PAR Number 21485329

State: Tennessee Year: 1853
Location: Davidson Location Type: County

Abstract: Mary Jane Clinard seeks a divorce and alimony from her abusive husband of five years, Henderson Clinard. She reveals that, "less than three days after the marriage," her husband "was intoxicated" and that he has not been sober "as a general rule exceeding three or four days at a time" throughout their marriage. He has acquired a habit "of bringing negro men, slaves of the neighbourhood, to his house & drinking with them in your Oratrix's room." When Mary Jane "orders them to be gone, they reply to her with insolent language, and her husband countenances them in this conduct." He often comes home drunk, "as late as" one in the morning, and behaves violently towards her. He has seized and choked her, thrown a knife at her, and several times struck her "with the tongs or shovel." She has a scar on her face, "which is still remaining" from his abuse. Henderson also treats their child "in the same way." Mary Jane has fled with her child to a neighbor's house and now wishes to be divorced from him "absolutely." She informs the court that the only property Henderson brought to their marriage was a "negro boy," whom he has since sold and replaced with a "negro girl named Minerva." She asks the court to attach his property, so that she can derive alimony out of the same.

PAR Number 21684910

State: Virginia Year: 1849
Location: Petersburg Location Type: City

Abstract: Armstrong R. Blick petitions the court for a divorce from his wife Elizabeth. The petitioner charges "that the said Elizabeth about two or three years ago became disaffected & has since been guilty of adultery & living in common prostitution separate and apart from her husband." He therefore prays "that your Honor would by definitive sentence pronounce and decree the marriage to be null & void, pursuant to the Act of Assembly March 18 1848." In his deposition, R. C. Trayler informed the court that he saw Elizabeth "upon several occasion going into houses of ill fame, and I have seen her repeatedly in houses kept for that purpose by negroes -- that is for purposes of prostitution."

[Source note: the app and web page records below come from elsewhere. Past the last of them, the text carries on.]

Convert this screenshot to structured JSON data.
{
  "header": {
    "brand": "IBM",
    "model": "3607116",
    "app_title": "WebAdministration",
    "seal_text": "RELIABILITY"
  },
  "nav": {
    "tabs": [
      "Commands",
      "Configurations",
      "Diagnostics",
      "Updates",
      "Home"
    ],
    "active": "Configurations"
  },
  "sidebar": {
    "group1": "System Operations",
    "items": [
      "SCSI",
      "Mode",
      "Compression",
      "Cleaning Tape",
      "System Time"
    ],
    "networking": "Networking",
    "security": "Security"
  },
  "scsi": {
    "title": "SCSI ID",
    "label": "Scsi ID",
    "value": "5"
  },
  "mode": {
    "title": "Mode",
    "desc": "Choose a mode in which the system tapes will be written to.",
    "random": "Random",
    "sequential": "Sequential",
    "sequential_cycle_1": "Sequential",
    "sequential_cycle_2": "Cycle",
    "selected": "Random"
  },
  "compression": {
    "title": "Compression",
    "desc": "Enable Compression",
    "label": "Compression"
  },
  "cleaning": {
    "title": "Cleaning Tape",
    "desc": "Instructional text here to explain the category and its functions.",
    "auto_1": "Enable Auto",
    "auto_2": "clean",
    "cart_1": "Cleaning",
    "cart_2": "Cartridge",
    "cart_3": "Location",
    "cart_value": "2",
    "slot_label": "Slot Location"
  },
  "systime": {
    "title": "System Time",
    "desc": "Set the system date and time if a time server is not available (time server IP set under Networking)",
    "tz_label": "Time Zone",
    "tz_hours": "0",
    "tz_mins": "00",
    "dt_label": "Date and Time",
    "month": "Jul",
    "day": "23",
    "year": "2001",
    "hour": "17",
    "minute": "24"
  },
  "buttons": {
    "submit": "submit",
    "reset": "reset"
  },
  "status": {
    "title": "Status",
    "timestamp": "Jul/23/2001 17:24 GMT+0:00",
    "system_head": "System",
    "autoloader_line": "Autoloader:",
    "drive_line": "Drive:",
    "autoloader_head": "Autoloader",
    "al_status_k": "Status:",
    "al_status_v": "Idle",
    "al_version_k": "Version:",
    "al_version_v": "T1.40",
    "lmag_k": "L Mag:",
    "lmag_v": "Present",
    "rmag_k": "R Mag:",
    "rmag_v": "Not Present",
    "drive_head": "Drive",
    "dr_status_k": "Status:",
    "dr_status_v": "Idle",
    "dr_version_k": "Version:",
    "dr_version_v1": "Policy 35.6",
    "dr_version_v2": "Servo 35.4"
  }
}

PAR Number 21686012

State: Virginia Year: 1860
Location: Lynchburg Location Type: City

Abstract: William H. Cochran seeks a divorce from his wife, Lucinda Cochran. The plaintiff accuses his wife of "having fallen into habits of intemperance," and he admits that she "has been for months past, living separate and apart from your Orator; changing her residence from one house of ill-fame to another in the city or it's vicinity, and living in undisguised habits of adultery and lewd intercourse." Being "advised that he is entitled to a divorce from the bond of matrimony with the said Lucinda," the petitioner prays "for a decree for a divorce ... without being compelled to provide for her support; also that the custody of his said children be secured to him; that said Lucinda Cochran be compelled to resume her maiden name, and barred forever from all rights of distribution and dower in your Orator's estate." A deposition reveals that Lucinda is residing in a house "occupied by free negroes, & of course has such reputation, that no decent white woman would make it a place of visitation or abode."